• [TO DO]: Every line of the listing must be repeated exactly.

• [DATASET]:
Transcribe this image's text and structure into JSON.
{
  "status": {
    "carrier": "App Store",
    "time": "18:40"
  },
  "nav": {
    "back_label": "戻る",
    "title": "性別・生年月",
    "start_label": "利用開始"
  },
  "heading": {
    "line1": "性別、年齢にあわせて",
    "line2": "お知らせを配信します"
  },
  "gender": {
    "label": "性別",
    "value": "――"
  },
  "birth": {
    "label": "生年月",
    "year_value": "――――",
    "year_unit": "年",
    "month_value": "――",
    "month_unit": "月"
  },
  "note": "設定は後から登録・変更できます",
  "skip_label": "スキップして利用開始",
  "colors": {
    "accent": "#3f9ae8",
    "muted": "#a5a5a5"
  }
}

• [ANSWER TO THIS PROBLEM]:
Transcribe this image's text and structure into JSON.
{
  "status": {
    "carrier": "App Store",
    "time": "18:40"
  },
  "nav": {
    "back_label": "戻る",
    "title": "性別・生年月",
    "start_label": "利用開始"
  },
  "heading": {
    "line1": "性別、年齢にあわせて",
    "line2": "お知らせを配信します"
  },
  "gender": {
    "label": "性別",
    "value": "――"
  },
  "birth": {
    "label": "生年月",
    "year_value": "――――",
    "year_unit": "年",
    "month_value": "――",
    "month_unit": "月"
  },
  "note": "設定は後から登録・変更できます",
  "skip_label": "スキップして利用開始",
  "colors": {
    "accent": "#3f9ae8",
    "muted": "#a5a5a5"
  }
}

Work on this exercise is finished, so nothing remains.